What you are asked to do:
Your output should be the full listing, unchanged.

Data extracts:

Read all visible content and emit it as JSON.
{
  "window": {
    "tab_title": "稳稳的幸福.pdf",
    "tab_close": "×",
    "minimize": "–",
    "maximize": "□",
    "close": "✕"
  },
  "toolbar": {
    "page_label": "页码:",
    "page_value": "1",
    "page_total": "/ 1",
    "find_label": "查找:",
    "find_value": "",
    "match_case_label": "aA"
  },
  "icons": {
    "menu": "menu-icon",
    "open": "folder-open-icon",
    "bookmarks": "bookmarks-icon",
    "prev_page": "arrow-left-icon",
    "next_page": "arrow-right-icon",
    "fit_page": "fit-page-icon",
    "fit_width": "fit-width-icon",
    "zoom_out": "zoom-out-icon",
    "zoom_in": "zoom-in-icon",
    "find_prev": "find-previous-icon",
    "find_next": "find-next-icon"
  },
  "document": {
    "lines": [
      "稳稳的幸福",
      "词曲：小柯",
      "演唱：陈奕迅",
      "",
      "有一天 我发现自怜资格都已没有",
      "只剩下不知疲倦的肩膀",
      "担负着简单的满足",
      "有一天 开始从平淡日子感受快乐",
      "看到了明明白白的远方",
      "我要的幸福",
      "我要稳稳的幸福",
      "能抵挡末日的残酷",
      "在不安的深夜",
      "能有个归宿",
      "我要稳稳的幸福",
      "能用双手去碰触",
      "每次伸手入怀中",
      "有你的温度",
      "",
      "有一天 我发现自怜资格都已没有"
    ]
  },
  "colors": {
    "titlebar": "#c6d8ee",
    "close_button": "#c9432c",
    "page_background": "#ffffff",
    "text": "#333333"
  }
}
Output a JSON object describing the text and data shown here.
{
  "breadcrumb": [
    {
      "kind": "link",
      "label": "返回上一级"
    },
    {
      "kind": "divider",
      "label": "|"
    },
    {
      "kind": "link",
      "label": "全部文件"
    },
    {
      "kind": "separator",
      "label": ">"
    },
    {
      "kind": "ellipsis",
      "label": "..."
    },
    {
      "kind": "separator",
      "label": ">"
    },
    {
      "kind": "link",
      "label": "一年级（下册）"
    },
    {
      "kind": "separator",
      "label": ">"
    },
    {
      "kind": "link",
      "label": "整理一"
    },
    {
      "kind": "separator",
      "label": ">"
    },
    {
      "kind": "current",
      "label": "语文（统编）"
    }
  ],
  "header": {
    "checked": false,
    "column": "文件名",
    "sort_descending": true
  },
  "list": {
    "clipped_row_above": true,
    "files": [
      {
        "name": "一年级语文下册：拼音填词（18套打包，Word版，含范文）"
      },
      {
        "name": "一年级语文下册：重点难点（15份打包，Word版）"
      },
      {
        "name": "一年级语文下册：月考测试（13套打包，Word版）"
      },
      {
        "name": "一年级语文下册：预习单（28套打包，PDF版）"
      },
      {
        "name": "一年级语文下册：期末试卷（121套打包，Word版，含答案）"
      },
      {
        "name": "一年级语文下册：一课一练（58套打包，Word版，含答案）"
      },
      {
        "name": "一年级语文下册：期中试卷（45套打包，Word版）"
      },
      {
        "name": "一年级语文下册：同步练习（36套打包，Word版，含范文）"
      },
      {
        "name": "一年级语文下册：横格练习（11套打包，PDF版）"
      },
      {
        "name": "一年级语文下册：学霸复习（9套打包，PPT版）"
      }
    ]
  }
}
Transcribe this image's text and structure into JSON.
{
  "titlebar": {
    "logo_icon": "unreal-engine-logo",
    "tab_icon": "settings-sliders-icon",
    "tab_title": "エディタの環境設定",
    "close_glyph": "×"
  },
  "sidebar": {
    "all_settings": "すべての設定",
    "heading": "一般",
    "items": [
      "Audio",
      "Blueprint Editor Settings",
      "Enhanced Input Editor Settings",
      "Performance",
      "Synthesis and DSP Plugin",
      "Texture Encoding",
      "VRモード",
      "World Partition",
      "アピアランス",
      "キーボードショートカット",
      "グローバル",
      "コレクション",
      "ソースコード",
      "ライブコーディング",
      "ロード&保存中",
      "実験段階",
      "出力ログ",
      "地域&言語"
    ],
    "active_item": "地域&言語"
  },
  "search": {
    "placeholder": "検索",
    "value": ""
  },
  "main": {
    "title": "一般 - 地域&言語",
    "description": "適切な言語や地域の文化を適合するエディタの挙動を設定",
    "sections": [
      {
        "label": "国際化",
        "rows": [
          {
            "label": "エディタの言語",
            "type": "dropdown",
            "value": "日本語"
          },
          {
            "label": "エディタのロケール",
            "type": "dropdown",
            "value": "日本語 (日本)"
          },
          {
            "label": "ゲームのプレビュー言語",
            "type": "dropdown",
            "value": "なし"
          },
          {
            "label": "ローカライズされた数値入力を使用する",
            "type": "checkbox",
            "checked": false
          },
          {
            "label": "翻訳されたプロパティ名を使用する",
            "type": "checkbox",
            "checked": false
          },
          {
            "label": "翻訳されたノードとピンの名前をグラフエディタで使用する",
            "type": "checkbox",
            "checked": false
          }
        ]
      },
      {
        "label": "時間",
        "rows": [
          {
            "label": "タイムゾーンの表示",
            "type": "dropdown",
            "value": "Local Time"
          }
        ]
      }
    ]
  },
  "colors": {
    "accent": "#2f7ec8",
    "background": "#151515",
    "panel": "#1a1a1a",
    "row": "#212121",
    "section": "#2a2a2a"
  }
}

Written solution:
Read all visible content and emit it as JSON.
{
  "window": {
    "tab_title": "稳稳的幸福.pdf",
    "tab_close": "×",
    "minimize": "–",
    "maximize": "□",
    "close": "✕"
  },
  "toolbar": {
    "page_label": "页码:",
    "page_value": "1",
    "page_total": "/ 1",
    "find_label": "查找:",
    "find_value": "",
    "match_case_label": "aA"
  },
  "icons": {
    "menu": "menu-icon",
    "open": "folder-open-icon",
    "bookmarks": "bookmarks-icon",
    "prev_page": "arrow-left-icon",
    "next_page": "arrow-right-icon",
    "fit_page": "fit-page-icon",
    "fit_width": "fit-width-icon",
    "zoom_out": "zoom-out-icon",
    "zoom_in": "zoom-in-icon",
    "find_prev": "find-previous-icon",
    "find_next": "find-next-icon"
  },
  "document": {
    "lines": [
      "稳稳的幸福",
      "词曲：小柯",
      "演唱：陈奕迅",
      "",
      "有一天 我发现自怜资格都已没有",
      "只剩下不知疲倦的肩膀",
      "担负着简单的满足",
      "有一天 开始从平淡日子感受快乐",
      "看到了明明白白的远方",
      "我要的幸福",
      "我要稳稳的幸福",
      "能抵挡末日的残酷",
      "在不安的深夜",
      "能有个归宿",
      "我要稳稳的幸福",
      "能用双手去碰触",
      "每次伸手入怀中",
      "有你的温度",
      "",
      "有一天 我发现自怜资格都已没有"
    ]
  },
  "colors": {
    "titlebar": "#c6d8ee",
    "close_button": "#c9432c",
    "page_background": "#ffffff",
    "text": "#333333"
  }
}
Output a JSON object describing the text and data shown here.
{
  "breadcrumb": [
    {
      "kind": "link",
      "label": "返回上一级"
    },
    {
      "kind": "divider",
      "label": "|"
    },
    {
      "kind": "link",
      "label": "全部文件"
    },
    {
      "kind": "separator",
      "label": ">"
    },
    {
      "kind": "ellipsis",
      "label": "..."
    },
    {
      "kind": "separator",
      "label": ">"
    },
    {
      "kind": "link",
      "label": "一年级（下册）"
    },
    {
      "kind": "separator",
      "label": ">"
    },
    {
      "kind": "link",
      "label": "整理一"
    },
    {
      "kind": "separator",
      "label": ">"
    },
    {
      "kind": "current",
      "label": "语文（统编）"
    }
  ],
  "header": {
    "checked": false,
    "column": "文件名",
    "sort_descending": true
  },
  "list": {
    "clipped_row_above": true,
    "files": [
      {
        "name": "一年级语文下册：拼音填词（18套打包，Word版，含范文）"
      },
      {
        "name": "一年级语文下册：重点难点（15份打包，Word版）"
      },
      {
        "name": "一年级语文下册：月考测试（13套打包，Word版）"
      },
      {
        "name": "一年级语文下册：预习单（28套打包，PDF版）"
      },
      {
        "name": "一年级语文下册：期末试卷（121套打包，Word版，含答案）"
      },
      {
        "name": "一年级语文下册：一课一练（58套打包，Word版，含答案）"
      },
      {
        "name": "一年级语文下册：期中试卷（45套打包，Word版）"
      },
      {
        "name": "一年级语文下册：同步练习（36套打包，Word版，含范文）"
      },
      {
        "name": "一年级语文下册：横格练习（11套打包，PDF版）"
      },
      {
        "name": "一年级语文下册：学霸复习（9套打包，PPT版）"
      }
    ]
  }
}
Transcribe this image's text and structure into JSON.
{
  "titlebar": {
    "logo_icon": "unreal-engine-logo",
    "tab_icon": "settings-sliders-icon",
    "tab_title": "エディタの環境設定",
    "close_glyph": "×"
  },
  "sidebar": {
    "all_settings": "すべての設定",
    "heading": "一般",
    "items": [
      "Audio",
      "Blueprint Editor Settings",
      "Enhanced Input Editor Settings",
      "Performance",
      "Synthesis and DSP Plugin",
      "Texture Encoding",
      "VRモード",
      "World Partition",
      "アピアランス",
      "キーボードショートカット",
      "グローバル",
      "コレクション",
      "ソースコード",
      "ライブコーディング",
      "ロード&保存中",
      "実験段階",
      "出力ログ",
      "地域&言語"
    ],
    "active_item": "地域&言語"
  },
  "search": {
    "placeholder": "検索",
    "value": ""
  },
  "main": {
    "title": "一般 - 地域&言語",
    "description": "適切な言語や地域の文化を適合するエディタの挙動を設定",
    "sections": [
      {
        "label": "国際化",
        "rows": [
          {
            "label": "エディタの言語",
            "type": "dropdown",
            "value": "日本語"
          },
          {
            "label": "エディタのロケール",
            "type": "dropdown",
            "value": "日本語 (日本)"
          },
          {
            "label": "ゲームのプレビュー言語",
            "type": "dropdown",
            "value": "なし"
          },
          {
            "label": "ローカライズされた数値入力を使用する",
            "type": "checkbox",
            "checked": false
          },
          {
            "label": "翻訳されたプロパティ名を使用する",
            "type": "checkbox",
            "checked": false
          },
          {
            "label": "翻訳されたノードとピンの名前をグラフエディタで使用する",
            "type": "checkbox",
            "checked": false
          }
        ]
      },
      {
        "label": "時間",
        "rows": [
          {
            "label": "タイムゾーンの表示",
            "type": "dropdown",
            "value": "Local Time"
          }
        ]
      }
    ]
  },
  "colors": {
    "accent": "#2f7ec8",
    "background": "#151515",
    "panel": "#1a1a1a",
    "row": "#212121",
    "section": "#2a2a2a"
  }
}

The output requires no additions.